 Jacques-Bernardin-Henri de Saint-Pierre, Mémoire sur la nécessité de joindre une ménagerie au Jardin national des plantes de Paris (Paris: Chez P. Fr. Didot, 1792), 13-14.
 Lacépède, “Introduction,” in La ménagerie du Muséum national d’histoire naturelle, ou les animaux vivants, by Lacépède and Cuvier (Paris: Chez Miger, Patris, Gilbert, Grandcher, and Dentu, 1801), 6.
 Violette Pouillard, Histoire des zoos par les animaux: Impérialisme, contrôle, conservation (Ceyzérieu: Champ Vallon, 2019), 94-97.
 André Page, “Au Jardin des plantes: Animaux en captivité,” Ric et rac, vol. 6, no. 305 (12 January 1935), 8.
 Pouillard, Histoire des zoos, 97.
 A. Milne-Edwards, La ménagerie (Rapport au ministre de l’instruction publique) (Paris: G. Masson, 1891), 12.
 “Nos gravures,” L’Illustration, vol. 60, no. 3101 (2 August 1902): 96.
 Eric Baratay, “Belles captives: Une histoire des zoos du côté des bêtes,” in Beauté animale, exhibition catalog (Paris: Réunion des musées nationaux – Grand Palais, 2012), 204.
 Milne-Edwards, La ménagerie, 20.
 “Nos gravures,” 96.
 “La nouvelle rotonde des fauves au Jardin des plantes,” Supplément illustré du Petit Journal, vol. 6, no. 228 (31 March 1895), 103.

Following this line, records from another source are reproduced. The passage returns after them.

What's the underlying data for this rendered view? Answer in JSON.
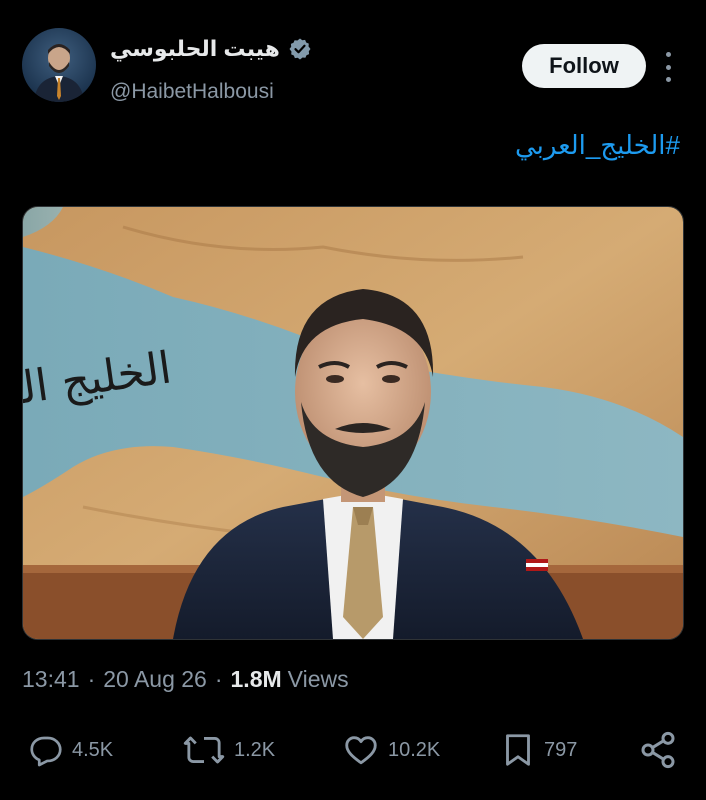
{
  "user": {
    "display_name": "هيبت الحلبوسي",
    "handle": "@HaibetHalbousi",
    "verified_icon": "verified-badge-icon"
  },
  "follow_label": "Follow",
  "tweet": {
    "hashtag": "#الخليج_العربي",
    "image_caption": "الخليج العربي"
  },
  "meta": {
    "time": "13:41",
    "date": "20 Aug 26",
    "views_count": "1.8M",
    "views_label": "Views",
    "separator": "·"
  },
  "actions": {
    "replies": "4.5K",
    "reposts": "1.2K",
    "likes": "10.2K",
    "bookmarks": "797"
  },
  "colors": {
    "background": "#000000",
    "accent": "#1d9bf0",
    "secondary_text": "#8b98a5",
    "follow_bg": "#eff3f4"
  }
}
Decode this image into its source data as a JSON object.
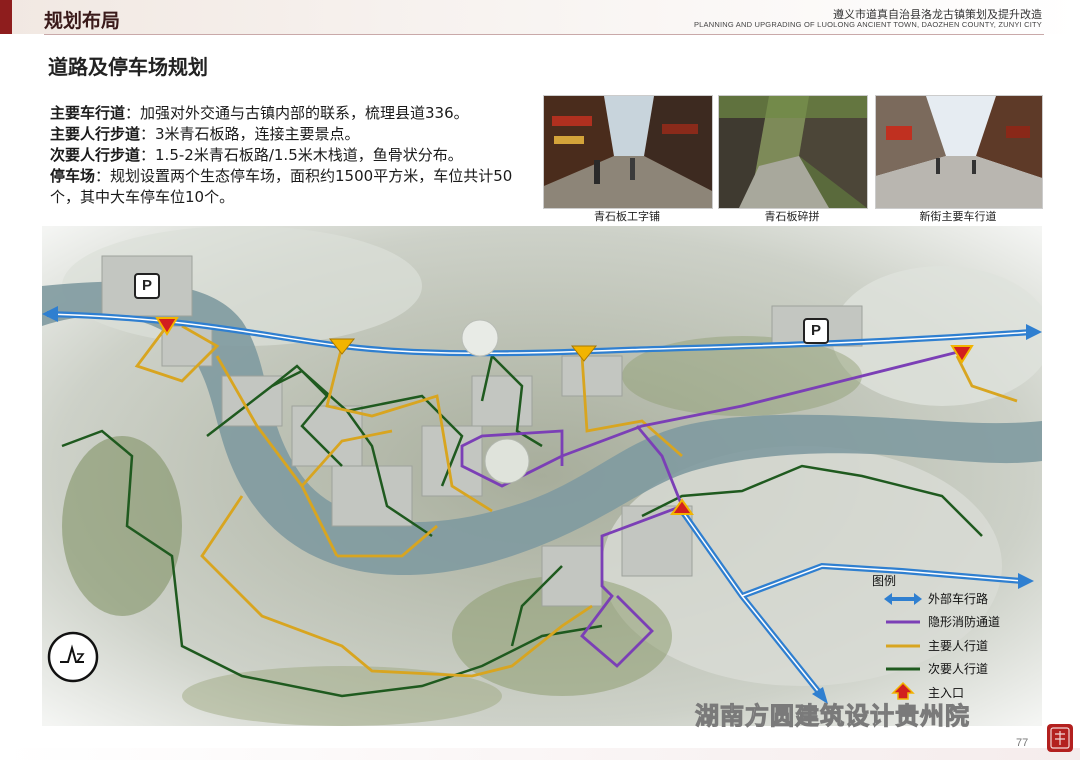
{
  "header": {
    "section": "规划布局",
    "project_cn": "遵义市道真自治县洛龙古镇策划及提升改造",
    "project_en": "PLANNING AND UPGRADING OF LUOLONG ANCIENT TOWN, DAOZHEN COUNTY, ZUNYI CITY"
  },
  "title": "道路及停车场规划",
  "description": [
    {
      "label": "主要车行道",
      "text": "：加强对外交通与古镇内部的联系，梳理县道336。"
    },
    {
      "label": "主要人行步道",
      "text": "：3米青石板路，连接主要景点。"
    },
    {
      "label": "次要人行步道",
      "text": "：1.5-2米青石板路/1.5米木栈道，鱼骨状分布。"
    },
    {
      "label": "停车场",
      "text": "：规划设置两个生态停车场，面积约1500平方米，车位共计50个，其中大车停车位10个。"
    }
  ],
  "photos": [
    {
      "caption": "青石板工字铺"
    },
    {
      "caption": "青石板碎拼"
    },
    {
      "caption": "新街主要车行道"
    }
  ],
  "map": {
    "parking_label": "P",
    "legend": {
      "title": "图例",
      "items": [
        {
          "label": "外部车行路",
          "color": "#2f7fd0",
          "symbol": "double-arrow"
        },
        {
          "label": "隐形消防通道",
          "color": "#7b3fb6",
          "symbol": "line"
        },
        {
          "label": "主要人行道",
          "color": "#d8a520",
          "symbol": "line"
        },
        {
          "label": "次要人行道",
          "color": "#1f5a1f",
          "symbol": "line"
        },
        {
          "label": "主入口",
          "color": "#d21f1f",
          "symbol": "arrow-up"
        }
      ]
    },
    "road_colors": {
      "external": "#2f7fd0",
      "fire": "#7b3fb6",
      "primary_walk": "#d8a520",
      "secondary_walk": "#1f5a1f",
      "entrance": "#d21f1f",
      "junction": "#f2b400"
    }
  },
  "footer": {
    "watermark": "湖南方圆建筑设计贵州院",
    "page": "77"
  }
}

 Gustave Loisel, “Rapport sur une mission scientifique dans les jardins et établissements zoologiques publics et privés des États-Unis et du Canada et conclusions générales sur les jardins zoologiques,” Nouvelles archives des missions scientifiques, vol. 16 (Paris: Imprimerie nationale, 1908), 392-393.
 Paul Escudier, “L’Enfer des bêtes,” Le Journal, 21 March 1911.
 The “ideal menagerie” is discussed in Loisel, “Rapport,” 369-380; and Gustave Loisel, Histoire des ménageries de l’antiquité à nos jours, vol. 3 (Paris: Octave Doin et fils and Henri Laurens, 1912), 388-405. See also, P. Hachet-Souplet, “Un projet de transformation de la ménagerie du Jardin des plantes,” L’Illustration, vol. 67, no. 3446 (13 March 1909): 178-179.
 Lacépède, “Introduction,” 6; Loisel, “Rapport,” 374-380, 386-387, 392; and Loisel, Histoire, 394-398, 402-403.
 Loisel, “Rapport,” 232-233, 259, 370-373, 387-393; and Loisel, Histoire, 185-186, 403-405. See also, W[illiam] T. H[ornaday], “The Studio in the Lion House,” Zoological Society Bulletin, no. 10 (July 1903): 97-98.
 Pouillard, “Visions of Concord,” 33.
 Loisel, “Rapport,” 389; and Loisel, Histoire, 404.
 More recently, artists such as painter Gilles Aillaud (1928-2005) and photographer Britta Jaschinski (b. 1965) have been more critical in their representations of zoos.